(2017). Journal of Analytical Psychology, 62(4):614-616
Stiffell, G. & Holtam, R. (2016). ‘Beware the song of the sirens: reflections on the seductive face of narcissism’. British Journal of Psychotherapy, 32, 1, 37-52.
Review by: Joanna de Waal

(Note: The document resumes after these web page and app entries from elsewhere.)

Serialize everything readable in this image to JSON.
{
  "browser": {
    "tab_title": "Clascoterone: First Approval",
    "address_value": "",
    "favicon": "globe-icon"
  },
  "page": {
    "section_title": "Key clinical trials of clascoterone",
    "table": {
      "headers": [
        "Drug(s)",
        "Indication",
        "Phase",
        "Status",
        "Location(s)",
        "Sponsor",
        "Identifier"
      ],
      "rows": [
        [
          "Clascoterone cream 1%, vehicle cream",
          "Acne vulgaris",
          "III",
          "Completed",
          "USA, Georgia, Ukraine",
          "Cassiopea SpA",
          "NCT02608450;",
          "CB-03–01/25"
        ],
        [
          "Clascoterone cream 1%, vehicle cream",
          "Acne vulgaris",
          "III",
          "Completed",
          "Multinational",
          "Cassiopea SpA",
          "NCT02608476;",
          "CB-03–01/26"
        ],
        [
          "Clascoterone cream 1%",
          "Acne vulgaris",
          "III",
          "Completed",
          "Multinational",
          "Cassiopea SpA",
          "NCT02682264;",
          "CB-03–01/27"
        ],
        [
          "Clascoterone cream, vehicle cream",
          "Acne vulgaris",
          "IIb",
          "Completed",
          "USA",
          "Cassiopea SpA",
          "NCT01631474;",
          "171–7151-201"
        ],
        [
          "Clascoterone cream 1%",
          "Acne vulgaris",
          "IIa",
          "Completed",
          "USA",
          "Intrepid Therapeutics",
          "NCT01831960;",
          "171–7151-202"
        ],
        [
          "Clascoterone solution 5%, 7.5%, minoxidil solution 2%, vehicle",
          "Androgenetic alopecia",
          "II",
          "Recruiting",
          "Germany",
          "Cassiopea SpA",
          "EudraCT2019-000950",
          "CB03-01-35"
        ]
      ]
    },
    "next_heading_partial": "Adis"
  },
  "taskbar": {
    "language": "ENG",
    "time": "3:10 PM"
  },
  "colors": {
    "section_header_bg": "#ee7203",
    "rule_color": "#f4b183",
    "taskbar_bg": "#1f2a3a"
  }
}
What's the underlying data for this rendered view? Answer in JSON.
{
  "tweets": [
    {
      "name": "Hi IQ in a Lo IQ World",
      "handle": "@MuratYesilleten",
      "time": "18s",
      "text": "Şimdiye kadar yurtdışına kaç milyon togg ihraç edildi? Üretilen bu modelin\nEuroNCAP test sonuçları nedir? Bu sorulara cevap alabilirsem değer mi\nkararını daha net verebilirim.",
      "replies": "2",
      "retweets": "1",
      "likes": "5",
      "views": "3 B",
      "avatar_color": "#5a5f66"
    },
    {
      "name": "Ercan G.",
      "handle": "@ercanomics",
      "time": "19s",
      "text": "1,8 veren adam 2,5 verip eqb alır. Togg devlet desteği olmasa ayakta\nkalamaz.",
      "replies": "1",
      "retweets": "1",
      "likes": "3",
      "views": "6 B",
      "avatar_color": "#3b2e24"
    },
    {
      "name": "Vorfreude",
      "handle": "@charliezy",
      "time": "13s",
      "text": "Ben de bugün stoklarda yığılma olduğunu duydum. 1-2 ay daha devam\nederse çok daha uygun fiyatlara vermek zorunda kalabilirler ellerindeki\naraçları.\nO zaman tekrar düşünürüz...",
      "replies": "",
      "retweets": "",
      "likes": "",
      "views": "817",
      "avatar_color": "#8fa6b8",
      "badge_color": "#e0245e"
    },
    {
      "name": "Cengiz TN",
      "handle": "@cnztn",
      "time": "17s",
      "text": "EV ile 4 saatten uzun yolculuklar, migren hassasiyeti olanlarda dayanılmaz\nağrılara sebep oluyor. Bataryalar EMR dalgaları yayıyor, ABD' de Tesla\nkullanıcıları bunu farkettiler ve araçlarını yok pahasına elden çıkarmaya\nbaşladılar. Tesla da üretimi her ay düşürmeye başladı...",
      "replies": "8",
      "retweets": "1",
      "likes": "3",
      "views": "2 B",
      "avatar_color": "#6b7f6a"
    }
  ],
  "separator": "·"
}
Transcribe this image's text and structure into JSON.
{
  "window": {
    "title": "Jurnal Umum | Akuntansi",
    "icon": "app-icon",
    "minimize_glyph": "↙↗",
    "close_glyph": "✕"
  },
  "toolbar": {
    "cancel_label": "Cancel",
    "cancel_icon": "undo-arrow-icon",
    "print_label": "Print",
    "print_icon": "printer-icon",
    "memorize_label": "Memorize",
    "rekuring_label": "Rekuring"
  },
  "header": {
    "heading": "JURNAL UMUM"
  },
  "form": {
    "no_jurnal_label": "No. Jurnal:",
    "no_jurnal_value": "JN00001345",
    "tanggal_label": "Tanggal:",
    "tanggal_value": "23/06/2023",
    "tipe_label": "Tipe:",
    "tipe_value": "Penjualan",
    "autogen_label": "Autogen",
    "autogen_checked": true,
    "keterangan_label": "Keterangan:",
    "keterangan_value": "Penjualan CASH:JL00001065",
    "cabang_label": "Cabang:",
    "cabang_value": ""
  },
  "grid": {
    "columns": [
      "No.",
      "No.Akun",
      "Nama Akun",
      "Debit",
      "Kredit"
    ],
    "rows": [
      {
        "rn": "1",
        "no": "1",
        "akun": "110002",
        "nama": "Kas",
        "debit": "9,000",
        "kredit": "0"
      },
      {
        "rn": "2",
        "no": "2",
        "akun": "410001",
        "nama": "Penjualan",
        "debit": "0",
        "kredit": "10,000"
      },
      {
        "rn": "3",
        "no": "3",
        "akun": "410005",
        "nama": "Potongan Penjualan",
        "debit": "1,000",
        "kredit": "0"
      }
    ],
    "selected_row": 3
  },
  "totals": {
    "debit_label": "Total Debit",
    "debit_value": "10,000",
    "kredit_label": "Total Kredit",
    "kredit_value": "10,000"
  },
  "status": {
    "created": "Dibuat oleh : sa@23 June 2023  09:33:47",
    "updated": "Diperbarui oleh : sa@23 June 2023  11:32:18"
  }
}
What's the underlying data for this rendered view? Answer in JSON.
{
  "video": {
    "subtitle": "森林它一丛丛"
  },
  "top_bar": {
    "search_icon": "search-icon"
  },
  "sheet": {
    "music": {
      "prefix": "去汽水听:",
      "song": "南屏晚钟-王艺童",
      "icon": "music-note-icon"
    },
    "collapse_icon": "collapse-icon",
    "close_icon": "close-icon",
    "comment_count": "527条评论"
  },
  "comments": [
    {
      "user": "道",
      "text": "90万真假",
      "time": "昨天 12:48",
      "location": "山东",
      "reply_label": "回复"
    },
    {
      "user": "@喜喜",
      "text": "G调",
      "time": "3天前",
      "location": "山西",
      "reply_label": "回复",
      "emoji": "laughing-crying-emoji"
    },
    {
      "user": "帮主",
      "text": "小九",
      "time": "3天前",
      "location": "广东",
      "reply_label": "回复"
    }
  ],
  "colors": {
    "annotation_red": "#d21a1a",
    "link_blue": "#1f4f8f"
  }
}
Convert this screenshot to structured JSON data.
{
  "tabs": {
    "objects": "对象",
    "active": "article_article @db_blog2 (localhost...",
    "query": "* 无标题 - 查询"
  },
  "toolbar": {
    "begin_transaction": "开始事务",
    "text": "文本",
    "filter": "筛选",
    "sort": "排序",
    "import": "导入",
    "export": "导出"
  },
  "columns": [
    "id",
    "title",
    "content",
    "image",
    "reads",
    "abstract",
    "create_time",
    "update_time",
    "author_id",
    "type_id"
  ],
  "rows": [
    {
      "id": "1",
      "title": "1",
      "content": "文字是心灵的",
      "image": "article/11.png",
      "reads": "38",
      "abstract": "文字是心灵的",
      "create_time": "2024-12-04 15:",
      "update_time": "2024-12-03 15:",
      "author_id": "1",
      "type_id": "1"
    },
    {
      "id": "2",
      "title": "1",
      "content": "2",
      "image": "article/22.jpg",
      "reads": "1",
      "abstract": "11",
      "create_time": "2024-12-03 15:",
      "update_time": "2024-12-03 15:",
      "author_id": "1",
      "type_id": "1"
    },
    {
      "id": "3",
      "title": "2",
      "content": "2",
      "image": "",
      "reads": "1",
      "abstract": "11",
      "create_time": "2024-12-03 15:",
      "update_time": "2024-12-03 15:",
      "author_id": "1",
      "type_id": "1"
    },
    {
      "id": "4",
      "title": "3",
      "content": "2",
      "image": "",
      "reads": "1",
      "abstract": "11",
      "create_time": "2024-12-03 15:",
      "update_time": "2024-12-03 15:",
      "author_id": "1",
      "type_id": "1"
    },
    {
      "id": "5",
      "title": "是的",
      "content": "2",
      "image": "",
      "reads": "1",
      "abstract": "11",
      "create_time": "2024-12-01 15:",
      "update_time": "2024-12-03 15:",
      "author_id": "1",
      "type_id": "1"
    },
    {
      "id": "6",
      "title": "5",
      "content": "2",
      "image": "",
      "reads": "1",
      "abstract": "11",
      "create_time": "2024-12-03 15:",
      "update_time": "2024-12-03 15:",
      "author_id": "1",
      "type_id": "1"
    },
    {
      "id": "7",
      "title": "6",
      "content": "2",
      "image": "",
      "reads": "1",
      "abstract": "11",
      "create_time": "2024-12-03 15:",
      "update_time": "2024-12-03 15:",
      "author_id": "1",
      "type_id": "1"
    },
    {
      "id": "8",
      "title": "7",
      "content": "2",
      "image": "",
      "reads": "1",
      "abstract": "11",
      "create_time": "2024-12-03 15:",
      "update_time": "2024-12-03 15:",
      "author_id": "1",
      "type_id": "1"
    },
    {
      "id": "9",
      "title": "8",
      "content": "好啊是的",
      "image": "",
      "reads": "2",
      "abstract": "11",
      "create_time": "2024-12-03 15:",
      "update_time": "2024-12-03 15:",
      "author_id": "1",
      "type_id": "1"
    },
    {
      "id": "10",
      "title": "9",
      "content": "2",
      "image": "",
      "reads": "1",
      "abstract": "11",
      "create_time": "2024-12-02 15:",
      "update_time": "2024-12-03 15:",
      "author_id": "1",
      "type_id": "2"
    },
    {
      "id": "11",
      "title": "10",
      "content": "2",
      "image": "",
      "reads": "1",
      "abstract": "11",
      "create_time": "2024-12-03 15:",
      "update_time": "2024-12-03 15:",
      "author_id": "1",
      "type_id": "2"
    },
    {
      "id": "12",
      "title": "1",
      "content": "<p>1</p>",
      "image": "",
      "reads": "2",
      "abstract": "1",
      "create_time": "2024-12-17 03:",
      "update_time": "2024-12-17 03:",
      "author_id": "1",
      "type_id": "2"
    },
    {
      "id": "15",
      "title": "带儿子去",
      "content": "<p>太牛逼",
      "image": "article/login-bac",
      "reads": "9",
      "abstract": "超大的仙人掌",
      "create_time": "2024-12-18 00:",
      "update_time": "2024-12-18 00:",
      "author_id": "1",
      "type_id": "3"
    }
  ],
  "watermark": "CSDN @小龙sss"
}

This paper ventures into the rich and complex territory of the narcissistic personality, drawing the myth of that name together with that of the siren in Homer's Odyssey, whose song lures sailors to shipwreck and death. The authors propose a two-dimensional narcissistic space as a way to think about this, one axis being Rosenfeld's formulation of the thin- and thick-skinned narcissist, with self-abasement and grandiosity as the polarities. The authors understand this axis as being one of defensive evasion of interaction with the object using either destruction or denial. The second axis is conceived as being one of control rather than destruction of the object, with bullying and coercion at one end (Shaw's traumatizing narcissist) to seductive enslavement at the other - the siren. Pulled by the song into the orbit of the siren, the object loses any separate identity, becoming merely a satellite to the narcissist, a disembodied, unheard voice, likened to Echo in the Narcissus myth. The possibility of a relationship is shipwrecked on the perilous rocks from whence the siren sings.
In trying to understand this defensive strategy, the authors consider the actual and extraordinarily effective appeal of the song to certain listeners, asking to whom and of what is the song singing? Are the sailors as hapless as the myth suggests? They argue that the siren calls to the unprocessed and unconscious narcissistic needs of the other, termed by the authors ‘receptor’, and show through examples how this can work to devastating effect in therapeutic and organizational settings.
Once ensnared, the apparent relationship becomes what they describe as a ‘folie à deux’ (p. 43). The siren, in order to maintain control and thus avoid any real impingement from a separate other, must remain endlessly vigilant, altering the song to fit the ears of the receptor, tuning it to the receptor's unconscious needs. It is indeed a madness of two: mad because it appears to be about two and requires two to be effective, but is essentially only about one.
Following the thinking that those who later present with this pathology have endured some very early relational failure or betrayal, the authors suggest that, unlike in the schizoid presentation, the narcissist has not given up on the idea of external goodness.
[This is a summary excerpt from the full text of the journal article. The full text of the document is available to journal subscribers on the publisher's website here.]